* [WORK TO COMPLETE]: The required output is the full listing below, reproduced word for word.

══ EXCERPTED RECORDS ══

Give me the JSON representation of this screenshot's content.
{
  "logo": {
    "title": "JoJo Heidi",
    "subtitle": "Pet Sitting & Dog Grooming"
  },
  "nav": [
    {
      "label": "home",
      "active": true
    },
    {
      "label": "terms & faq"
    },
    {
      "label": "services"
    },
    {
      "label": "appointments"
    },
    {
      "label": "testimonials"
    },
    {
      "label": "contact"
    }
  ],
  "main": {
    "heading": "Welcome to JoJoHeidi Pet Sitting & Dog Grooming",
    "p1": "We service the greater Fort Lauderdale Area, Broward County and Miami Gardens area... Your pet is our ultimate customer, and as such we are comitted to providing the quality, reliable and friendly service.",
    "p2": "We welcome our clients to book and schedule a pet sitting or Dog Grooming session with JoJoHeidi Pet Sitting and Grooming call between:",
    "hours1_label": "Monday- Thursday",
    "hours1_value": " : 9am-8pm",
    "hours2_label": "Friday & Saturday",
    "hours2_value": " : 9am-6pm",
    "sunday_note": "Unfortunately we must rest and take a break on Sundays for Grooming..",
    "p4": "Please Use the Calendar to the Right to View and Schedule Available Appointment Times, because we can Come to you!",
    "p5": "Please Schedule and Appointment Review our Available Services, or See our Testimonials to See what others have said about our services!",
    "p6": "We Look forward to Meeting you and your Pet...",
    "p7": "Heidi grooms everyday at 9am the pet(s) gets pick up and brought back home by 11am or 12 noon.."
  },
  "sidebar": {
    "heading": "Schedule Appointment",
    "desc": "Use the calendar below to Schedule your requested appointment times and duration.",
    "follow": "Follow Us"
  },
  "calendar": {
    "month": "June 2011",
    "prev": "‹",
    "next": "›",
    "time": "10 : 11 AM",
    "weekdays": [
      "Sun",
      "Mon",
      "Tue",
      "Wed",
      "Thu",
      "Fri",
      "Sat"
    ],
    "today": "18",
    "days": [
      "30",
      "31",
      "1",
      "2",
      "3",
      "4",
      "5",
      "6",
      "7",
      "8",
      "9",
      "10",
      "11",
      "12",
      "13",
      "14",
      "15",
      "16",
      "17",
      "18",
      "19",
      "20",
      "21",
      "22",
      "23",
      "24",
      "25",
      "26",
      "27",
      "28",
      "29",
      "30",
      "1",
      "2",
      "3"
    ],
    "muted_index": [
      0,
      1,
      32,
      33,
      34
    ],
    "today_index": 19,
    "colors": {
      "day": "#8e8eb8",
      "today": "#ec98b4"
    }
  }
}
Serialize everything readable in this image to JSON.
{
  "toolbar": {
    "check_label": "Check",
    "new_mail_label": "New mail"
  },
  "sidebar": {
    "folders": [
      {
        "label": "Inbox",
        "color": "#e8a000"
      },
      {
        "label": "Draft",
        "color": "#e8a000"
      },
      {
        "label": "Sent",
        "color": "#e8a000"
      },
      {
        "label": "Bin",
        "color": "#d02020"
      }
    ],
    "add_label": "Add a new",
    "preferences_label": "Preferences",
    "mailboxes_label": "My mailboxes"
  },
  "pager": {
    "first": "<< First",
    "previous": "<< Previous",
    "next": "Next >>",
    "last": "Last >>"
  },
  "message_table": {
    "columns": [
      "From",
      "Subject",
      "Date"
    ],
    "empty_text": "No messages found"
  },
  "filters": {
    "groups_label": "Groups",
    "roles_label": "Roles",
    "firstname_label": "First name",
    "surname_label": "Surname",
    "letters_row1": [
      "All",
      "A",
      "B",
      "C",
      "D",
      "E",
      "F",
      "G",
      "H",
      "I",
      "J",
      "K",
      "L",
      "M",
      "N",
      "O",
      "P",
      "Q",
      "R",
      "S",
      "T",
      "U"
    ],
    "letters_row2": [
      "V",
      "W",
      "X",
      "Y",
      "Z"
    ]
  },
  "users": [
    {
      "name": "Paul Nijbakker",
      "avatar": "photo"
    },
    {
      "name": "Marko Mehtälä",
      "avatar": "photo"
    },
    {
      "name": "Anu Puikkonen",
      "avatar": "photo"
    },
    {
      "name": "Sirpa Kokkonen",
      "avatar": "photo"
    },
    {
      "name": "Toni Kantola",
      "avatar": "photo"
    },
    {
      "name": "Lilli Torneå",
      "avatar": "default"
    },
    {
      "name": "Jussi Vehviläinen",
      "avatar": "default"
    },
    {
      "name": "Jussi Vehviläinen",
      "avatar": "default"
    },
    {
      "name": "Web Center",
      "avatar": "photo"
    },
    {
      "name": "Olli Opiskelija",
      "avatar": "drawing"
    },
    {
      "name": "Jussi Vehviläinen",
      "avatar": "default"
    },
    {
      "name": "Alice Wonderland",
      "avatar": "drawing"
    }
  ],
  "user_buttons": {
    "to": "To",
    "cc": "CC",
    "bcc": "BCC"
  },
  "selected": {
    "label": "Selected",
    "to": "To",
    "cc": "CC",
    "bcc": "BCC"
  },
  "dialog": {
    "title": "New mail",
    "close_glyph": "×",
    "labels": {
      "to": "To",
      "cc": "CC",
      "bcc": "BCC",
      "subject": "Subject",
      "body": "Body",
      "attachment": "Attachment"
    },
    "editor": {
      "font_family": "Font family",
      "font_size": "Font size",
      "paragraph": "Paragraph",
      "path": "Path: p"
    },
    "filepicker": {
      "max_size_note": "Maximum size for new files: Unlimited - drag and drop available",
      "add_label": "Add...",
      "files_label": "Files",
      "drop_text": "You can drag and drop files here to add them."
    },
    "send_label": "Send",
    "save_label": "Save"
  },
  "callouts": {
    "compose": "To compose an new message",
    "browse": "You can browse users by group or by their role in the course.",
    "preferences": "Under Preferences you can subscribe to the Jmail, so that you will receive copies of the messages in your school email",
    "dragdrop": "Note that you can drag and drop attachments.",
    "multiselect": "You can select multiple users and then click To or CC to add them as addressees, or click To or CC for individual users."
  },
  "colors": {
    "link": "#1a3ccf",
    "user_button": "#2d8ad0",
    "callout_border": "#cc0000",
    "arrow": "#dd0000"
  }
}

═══

* [YOUR RESPONSE]:
Give me the JSON representation of this screenshot's content.
{
  "logo": {
    "title": "JoJo Heidi",
    "subtitle": "Pet Sitting & Dog Grooming"
  },
  "nav": [
    {
      "label": "home",
      "active": true
    },
    {
      "label": "terms & faq"
    },
    {
      "label": "services"
    },
    {
      "label": "appointments"
    },
    {
      "label": "testimonials"
    },
    {
      "label": "contact"
    }
  ],
  "main": {
    "heading": "Welcome to JoJoHeidi Pet Sitting & Dog Grooming",
    "p1": "We service the greater Fort Lauderdale Area, Broward County and Miami Gardens area... Your pet is our ultimate customer, and as such we are comitted to providing the quality, reliable and friendly service.",
    "p2": "We welcome our clients to book and schedule a pet sitting or Dog Grooming session with JoJoHeidi Pet Sitting and Grooming call between:",
    "hours1_label": "Monday- Thursday",
    "hours1_value": " : 9am-8pm",
    "hours2_label": "Friday & Saturday",
    "hours2_value": " : 9am-6pm",
    "sunday_note": "Unfortunately we must rest and take a break on Sundays for Grooming..",
    "p4": "Please Use the Calendar to the Right to View and Schedule Available Appointment Times, because we can Come to you!",
    "p5": "Please Schedule and Appointment Review our Available Services, or See our Testimonials to See what others have said about our services!",
    "p6": "We Look forward to Meeting you and your Pet...",
    "p7": "Heidi grooms everyday at 9am the pet(s) gets pick up and brought back home by 11am or 12 noon.."
  },
  "sidebar": {
    "heading": "Schedule Appointment",
    "desc": "Use the calendar below to Schedule your requested appointment times and duration.",
    "follow": "Follow Us"
  },
  "calendar": {
    "month": "June 2011",
    "prev": "‹",
    "next": "›",
    "time": "10 : 11 AM",
    "weekdays": [
      "Sun",
      "Mon",
      "Tue",
      "Wed",
      "Thu",
      "Fri",
      "Sat"
    ],
    "today": "18",
    "days": [
      "30",
      "31",
      "1",
      "2",
      "3",
      "4",
      "5",
      "6",
      "7",
      "8",
      "9",
      "10",
      "11",
      "12",
      "13",
      "14",
      "15",
      "16",
      "17",
      "18",
      "19",
      "20",
      "21",
      "22",
      "23",
      "24",
      "25",
      "26",
      "27",
      "28",
      "29",
      "30",
      "1",
      "2",
      "3"
    ],
    "muted_index": [
      0,
      1,
      32,
      33,
      34
    ],
    "today_index": 19,
    "colors": {
      "day": "#8e8eb8",
      "today": "#ec98b4"
    }
  }
}
Serialize everything readable in this image to JSON.
{
  "toolbar": {
    "check_label": "Check",
    "new_mail_label": "New mail"
  },
  "sidebar": {
    "folders": [
      {
        "label": "Inbox",
        "color": "#e8a000"
      },
      {
        "label": "Draft",
        "color": "#e8a000"
      },
      {
        "label": "Sent",
        "color": "#e8a000"
      },
      {
        "label": "Bin",
        "color": "#d02020"
      }
    ],
    "add_label": "Add a new",
    "preferences_label": "Preferences",
    "mailboxes_label": "My mailboxes"
  },
  "pager": {
    "first": "<< First",
    "previous": "<< Previous",
    "next": "Next >>",
    "last": "Last >>"
  },
  "message_table": {
    "columns": [
      "From",
      "Subject",
      "Date"
    ],
    "empty_text": "No messages found"
  },
  "filters": {
    "groups_label": "Groups",
    "roles_label": "Roles",
    "firstname_label": "First name",
    "surname_label": "Surname",
    "letters_row1": [
      "All",
      "A",
      "B",
      "C",
      "D",
      "E",
      "F",
      "G",
      "H",
      "I",
      "J",
      "K",
      "L",
      "M",
      "N",
      "O",
      "P",
      "Q",
      "R",
      "S",
      "T",
      "U"
    ],
    "letters_row2": [
      "V",
      "W",
      "X",
      "Y",
      "Z"
    ]
  },
  "users": [
    {
      "name": "Paul Nijbakker",
      "avatar": "photo"
    },
    {
      "name": "Marko Mehtälä",
      "avatar": "photo"
    },
    {
      "name": "Anu Puikkonen",
      "avatar": "photo"
    },
    {
      "name": "Sirpa Kokkonen",
      "avatar": "photo"
    },
    {
      "name": "Toni Kantola",
      "avatar": "photo"
    },
    {
      "name": "Lilli Torneå",
      "avatar": "default"
    },
    {
      "name": "Jussi Vehviläinen",
      "avatar": "default"
    },
    {
      "name": "Jussi Vehviläinen",
      "avatar": "default"
    },
    {
      "name": "Web Center",
      "avatar": "photo"
    },
    {
      "name": "Olli Opiskelija",
      "avatar": "drawing"
    },
    {
      "name": "Jussi Vehviläinen",
      "avatar": "default"
    },
    {
      "name": "Alice Wonderland",
      "avatar": "drawing"
    }
  ],
  "user_buttons": {
    "to": "To",
    "cc": "CC",
    "bcc": "BCC"
  },
  "selected": {
    "label": "Selected",
    "to": "To",
    "cc": "CC",
    "bcc": "BCC"
  },
  "dialog": {
    "title": "New mail",
    "close_glyph": "×",
    "labels": {
      "to": "To",
      "cc": "CC",
      "bcc": "BCC",
      "subject": "Subject",
      "body": "Body",
      "attachment": "Attachment"
    },
    "editor": {
      "font_family": "Font family",
      "font_size": "Font size",
      "paragraph": "Paragraph",
      "path": "Path: p"
    },
    "filepicker": {
      "max_size_note": "Maximum size for new files: Unlimited - drag and drop available",
      "add_label": "Add...",
      "files_label": "Files",
      "drop_text": "You can drag and drop files here to add them."
    },
    "send_label": "Send",
    "save_label": "Save"
  },
  "callouts": {
    "compose": "To compose an new message",
    "browse": "You can browse users by group or by their role in the course.",
    "preferences": "Under Preferences you can subscribe to the Jmail, so that you will receive copies of the messages in your school email",
    "dragdrop": "Note that you can drag and drop attachments.",
    "multiselect": "You can select multiple users and then click To or CC to add them as addressees, or click To or CC for individual users."
  },
  "colors": {
    "link": "#1a3ccf",
    "user_button": "#2d8ad0",
    "callout_border": "#cc0000",
    "arrow": "#dd0000"
  }
}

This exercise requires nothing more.